* **Exercise**
Repeat each entry exactly, but do not carry over the pictures.

* **Given information**
-----

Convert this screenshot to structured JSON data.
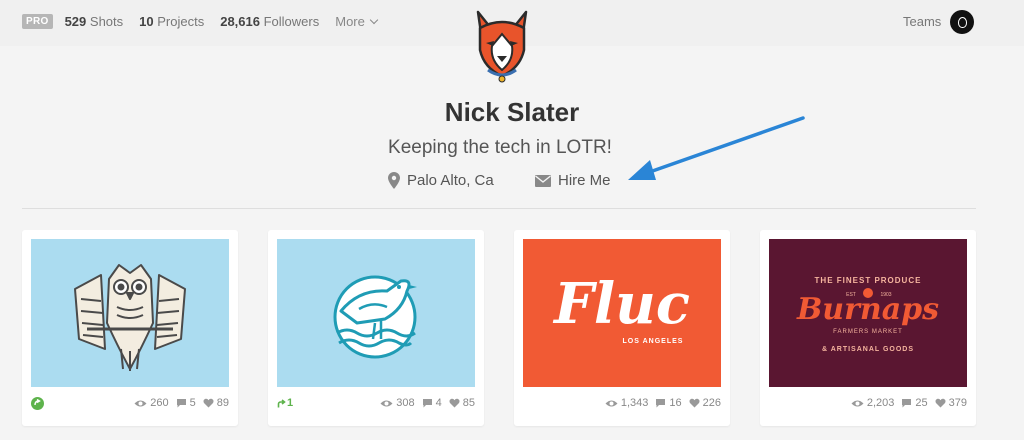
{
  "topbar": {
    "pro_label": "PRO",
    "shots_count": "529",
    "shots_label": "Shots",
    "projects_count": "10",
    "projects_label": "Projects",
    "followers_count": "28,616",
    "followers_label": "Followers",
    "more_label": "More",
    "teams_label": "Teams"
  },
  "profile": {
    "name": "Nick Slater",
    "bio": "Keeping the tech in LOTR!",
    "location": "Palo Alto, Ca",
    "hire_label": "Hire Me"
  },
  "colors": {
    "arrow": "#2a85d6",
    "thumb_blue": "#abdcf0",
    "thumb_orange": "#f15a34",
    "thumb_plum": "#5a1631",
    "rebound_green": "#5eb34c"
  },
  "shots": [
    {
      "image": "owl-illustration",
      "views": "260",
      "comments": "5",
      "likes": "89",
      "rebound": "rebound-icon"
    },
    {
      "image": "bird-badge-illustration",
      "views": "308",
      "comments": "4",
      "likes": "85",
      "rebound_count": "1"
    },
    {
      "image": "fluc-lettering",
      "views": "1,343",
      "comments": "16",
      "likes": "226",
      "text": "Fluc",
      "subtext": "LOS ANGELES"
    },
    {
      "image": "burnaps-lettering",
      "views": "2,203",
      "comments": "25",
      "likes": "379",
      "text": "Burnaps",
      "top_text": "THE FINEST PRODUCE",
      "mid_text": "FARMERS MARKET",
      "bottom_text": "& ARTISANAL GOODS",
      "est_text": "EST",
      "year_text": "1903"
    }
  ]
}
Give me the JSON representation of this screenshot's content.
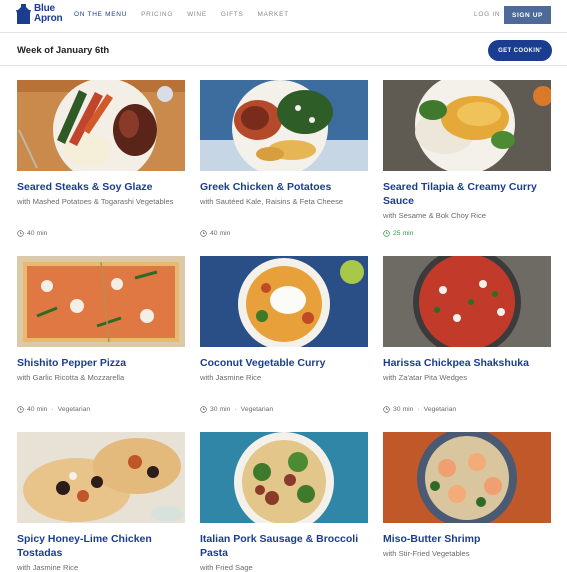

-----

* **Response to the exercise**
Convert this screenshot to structured JSON data.
{
  "topbar": {
    "pro_label": "PRO",
    "shots_count": "529",
    "shots_label": "Shots",
    "projects_count": "10",
    "projects_label": "Projects",
    "followers_count": "28,616",
    "followers_label": "Followers",
    "more_label": "More",
    "teams_label": "Teams"
  },
  "profile": {
    "name": "Nick Slater",
    "bio": "Keeping the tech in LOTR!",
    "location": "Palo Alto, Ca",
    "hire_label": "Hire Me"
  },
  "colors": {
    "arrow": "#2a85d6",
    "thumb_blue": "#abdcf0",
    "thumb_orange": "#f15a34",
    "thumb_plum": "#5a1631",
    "rebound_green": "#5eb34c"
  },
  "shots": [
    {
      "image": "owl-illustration",
      "views": "260",
      "comments": "5",
      "likes": "89",
      "rebound": "rebound-icon"
    },
    {
      "image": "bird-badge-illustration",
      "views": "308",
      "comments": "4",
      "likes": "85",
      "rebound_count": "1"
    },
    {
      "image": "fluc-lettering",
      "views": "1,343",
      "comments": "16",
      "likes": "226",
      "text": "Fluc",
      "subtext": "LOS ANGELES"
    },
    {
      "image": "burnaps-lettering",
      "views": "2,203",
      "comments": "25",
      "likes": "379",
      "text": "Burnaps",
      "top_text": "THE FINEST PRODUCE",
      "mid_text": "FARMERS MARKET",
      "bottom_text": "& ARTISANAL GOODS",
      "est_text": "EST",
      "year_text": "1903"
    }
  ]
}
Give me the JSON representation of this screenshot's content.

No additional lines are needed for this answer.